- [WORK INSTRUCTION] Check each line of the data below for the string "Create", then state how many have it and nothing else.

[Collected data]
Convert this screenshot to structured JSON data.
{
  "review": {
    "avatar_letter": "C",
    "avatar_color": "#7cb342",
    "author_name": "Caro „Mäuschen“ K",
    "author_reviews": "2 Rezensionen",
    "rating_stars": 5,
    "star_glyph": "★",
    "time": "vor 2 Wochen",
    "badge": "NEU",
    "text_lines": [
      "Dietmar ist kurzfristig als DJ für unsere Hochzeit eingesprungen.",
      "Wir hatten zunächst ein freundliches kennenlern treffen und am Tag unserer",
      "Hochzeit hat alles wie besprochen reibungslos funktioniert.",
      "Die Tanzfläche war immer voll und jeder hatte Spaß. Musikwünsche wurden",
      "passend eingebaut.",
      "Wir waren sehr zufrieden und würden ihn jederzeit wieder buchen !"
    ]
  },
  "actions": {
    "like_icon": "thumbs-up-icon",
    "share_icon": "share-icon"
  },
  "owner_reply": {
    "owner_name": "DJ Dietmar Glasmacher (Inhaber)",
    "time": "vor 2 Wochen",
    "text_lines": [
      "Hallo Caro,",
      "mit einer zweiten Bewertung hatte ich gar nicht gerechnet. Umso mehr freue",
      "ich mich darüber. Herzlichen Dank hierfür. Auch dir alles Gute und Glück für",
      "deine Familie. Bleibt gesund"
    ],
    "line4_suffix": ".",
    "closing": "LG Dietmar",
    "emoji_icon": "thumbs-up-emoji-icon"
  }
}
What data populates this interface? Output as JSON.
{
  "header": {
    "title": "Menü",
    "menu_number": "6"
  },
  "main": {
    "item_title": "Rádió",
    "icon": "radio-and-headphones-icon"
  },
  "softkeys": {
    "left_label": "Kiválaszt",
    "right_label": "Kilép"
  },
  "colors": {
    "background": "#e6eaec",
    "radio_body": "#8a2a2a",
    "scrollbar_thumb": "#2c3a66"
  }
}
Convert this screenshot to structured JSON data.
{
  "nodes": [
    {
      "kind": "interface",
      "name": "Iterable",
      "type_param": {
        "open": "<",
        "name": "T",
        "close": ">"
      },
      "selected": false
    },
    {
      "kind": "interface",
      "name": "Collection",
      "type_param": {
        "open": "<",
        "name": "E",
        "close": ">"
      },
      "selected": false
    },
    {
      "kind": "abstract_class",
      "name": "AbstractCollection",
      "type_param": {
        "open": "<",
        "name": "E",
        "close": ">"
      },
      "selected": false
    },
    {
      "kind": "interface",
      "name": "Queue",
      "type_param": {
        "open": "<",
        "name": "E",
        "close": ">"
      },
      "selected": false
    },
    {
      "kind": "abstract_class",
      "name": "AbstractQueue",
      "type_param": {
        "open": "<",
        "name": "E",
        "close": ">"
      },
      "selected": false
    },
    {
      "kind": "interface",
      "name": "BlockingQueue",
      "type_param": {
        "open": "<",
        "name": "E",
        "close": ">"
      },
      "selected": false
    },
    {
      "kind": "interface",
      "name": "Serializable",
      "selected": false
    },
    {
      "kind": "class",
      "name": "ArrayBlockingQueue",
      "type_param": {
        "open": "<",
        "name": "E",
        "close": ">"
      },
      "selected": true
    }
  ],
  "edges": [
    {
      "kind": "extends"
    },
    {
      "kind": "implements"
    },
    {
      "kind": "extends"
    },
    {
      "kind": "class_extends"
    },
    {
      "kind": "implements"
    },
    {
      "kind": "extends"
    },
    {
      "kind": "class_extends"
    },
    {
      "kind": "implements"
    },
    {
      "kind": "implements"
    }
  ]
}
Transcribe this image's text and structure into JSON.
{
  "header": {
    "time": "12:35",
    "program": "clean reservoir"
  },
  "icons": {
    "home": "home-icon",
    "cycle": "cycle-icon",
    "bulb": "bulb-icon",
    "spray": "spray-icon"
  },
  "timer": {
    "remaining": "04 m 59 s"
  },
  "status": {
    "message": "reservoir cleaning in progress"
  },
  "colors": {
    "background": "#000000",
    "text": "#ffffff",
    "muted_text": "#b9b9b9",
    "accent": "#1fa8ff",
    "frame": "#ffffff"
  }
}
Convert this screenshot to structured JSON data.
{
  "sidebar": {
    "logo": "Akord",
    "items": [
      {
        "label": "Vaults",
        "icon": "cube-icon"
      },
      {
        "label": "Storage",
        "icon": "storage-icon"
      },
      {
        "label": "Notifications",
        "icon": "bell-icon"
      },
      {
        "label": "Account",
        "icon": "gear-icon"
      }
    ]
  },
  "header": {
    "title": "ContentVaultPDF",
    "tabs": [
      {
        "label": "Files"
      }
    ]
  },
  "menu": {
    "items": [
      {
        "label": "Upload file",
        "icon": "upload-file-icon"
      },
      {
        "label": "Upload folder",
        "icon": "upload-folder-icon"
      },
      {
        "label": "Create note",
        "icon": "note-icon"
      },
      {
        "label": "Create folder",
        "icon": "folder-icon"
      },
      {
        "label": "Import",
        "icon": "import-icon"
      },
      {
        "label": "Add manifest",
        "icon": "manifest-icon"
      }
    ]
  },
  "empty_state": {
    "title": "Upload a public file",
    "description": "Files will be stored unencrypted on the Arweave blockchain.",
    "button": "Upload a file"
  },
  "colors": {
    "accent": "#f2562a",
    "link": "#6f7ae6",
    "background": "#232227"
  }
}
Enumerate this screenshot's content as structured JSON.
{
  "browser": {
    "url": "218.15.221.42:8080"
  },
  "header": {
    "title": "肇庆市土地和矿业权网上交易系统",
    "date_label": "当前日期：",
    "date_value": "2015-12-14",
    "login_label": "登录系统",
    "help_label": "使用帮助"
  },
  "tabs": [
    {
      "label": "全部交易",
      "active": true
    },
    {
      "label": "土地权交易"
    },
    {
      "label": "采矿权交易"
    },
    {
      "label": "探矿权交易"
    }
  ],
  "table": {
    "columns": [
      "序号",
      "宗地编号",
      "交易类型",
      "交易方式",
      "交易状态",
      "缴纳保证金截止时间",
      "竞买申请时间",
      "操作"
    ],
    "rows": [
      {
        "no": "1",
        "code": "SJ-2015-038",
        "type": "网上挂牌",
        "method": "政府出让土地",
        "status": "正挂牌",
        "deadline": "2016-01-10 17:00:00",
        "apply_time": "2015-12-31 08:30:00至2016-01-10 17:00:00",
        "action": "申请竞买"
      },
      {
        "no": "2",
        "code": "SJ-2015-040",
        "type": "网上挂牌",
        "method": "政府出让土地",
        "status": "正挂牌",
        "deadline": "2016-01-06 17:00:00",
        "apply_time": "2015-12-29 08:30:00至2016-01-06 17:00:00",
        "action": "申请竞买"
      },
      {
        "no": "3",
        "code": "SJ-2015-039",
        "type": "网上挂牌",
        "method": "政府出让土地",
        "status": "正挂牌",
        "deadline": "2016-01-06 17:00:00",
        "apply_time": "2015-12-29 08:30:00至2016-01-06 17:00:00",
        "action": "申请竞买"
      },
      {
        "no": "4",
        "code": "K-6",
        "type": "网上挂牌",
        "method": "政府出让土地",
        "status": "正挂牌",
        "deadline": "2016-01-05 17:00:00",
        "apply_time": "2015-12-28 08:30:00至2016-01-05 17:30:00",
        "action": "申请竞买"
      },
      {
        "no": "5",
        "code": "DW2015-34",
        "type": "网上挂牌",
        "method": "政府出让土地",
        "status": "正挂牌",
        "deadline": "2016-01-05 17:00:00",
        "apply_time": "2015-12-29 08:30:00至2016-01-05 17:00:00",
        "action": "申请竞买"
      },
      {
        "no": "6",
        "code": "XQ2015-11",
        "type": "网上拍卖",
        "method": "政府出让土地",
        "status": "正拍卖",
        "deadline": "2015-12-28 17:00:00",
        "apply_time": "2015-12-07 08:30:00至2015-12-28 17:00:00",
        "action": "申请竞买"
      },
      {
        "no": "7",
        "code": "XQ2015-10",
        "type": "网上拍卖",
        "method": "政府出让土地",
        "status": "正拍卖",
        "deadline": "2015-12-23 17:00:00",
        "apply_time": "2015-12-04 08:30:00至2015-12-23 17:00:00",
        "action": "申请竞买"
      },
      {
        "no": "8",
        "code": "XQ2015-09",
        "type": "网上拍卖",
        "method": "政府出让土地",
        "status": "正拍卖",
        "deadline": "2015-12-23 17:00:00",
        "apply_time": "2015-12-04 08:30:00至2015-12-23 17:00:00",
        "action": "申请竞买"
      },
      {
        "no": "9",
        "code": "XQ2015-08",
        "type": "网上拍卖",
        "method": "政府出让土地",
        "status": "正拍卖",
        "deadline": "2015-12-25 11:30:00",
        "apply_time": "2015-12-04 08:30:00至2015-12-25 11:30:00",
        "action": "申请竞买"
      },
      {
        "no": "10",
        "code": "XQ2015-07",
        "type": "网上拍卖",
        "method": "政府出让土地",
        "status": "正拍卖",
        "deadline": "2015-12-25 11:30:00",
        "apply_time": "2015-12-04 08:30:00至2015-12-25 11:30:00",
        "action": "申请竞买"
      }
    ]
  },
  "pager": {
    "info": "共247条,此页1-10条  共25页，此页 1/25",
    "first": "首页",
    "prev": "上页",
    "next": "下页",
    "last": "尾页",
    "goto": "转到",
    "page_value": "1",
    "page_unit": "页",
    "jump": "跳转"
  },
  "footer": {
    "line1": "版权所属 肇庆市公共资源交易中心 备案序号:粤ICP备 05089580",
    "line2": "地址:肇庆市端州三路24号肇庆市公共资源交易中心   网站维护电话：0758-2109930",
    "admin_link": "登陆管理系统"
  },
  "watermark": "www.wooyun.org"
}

- [ANSWER FOR THIS EXERCISE] 2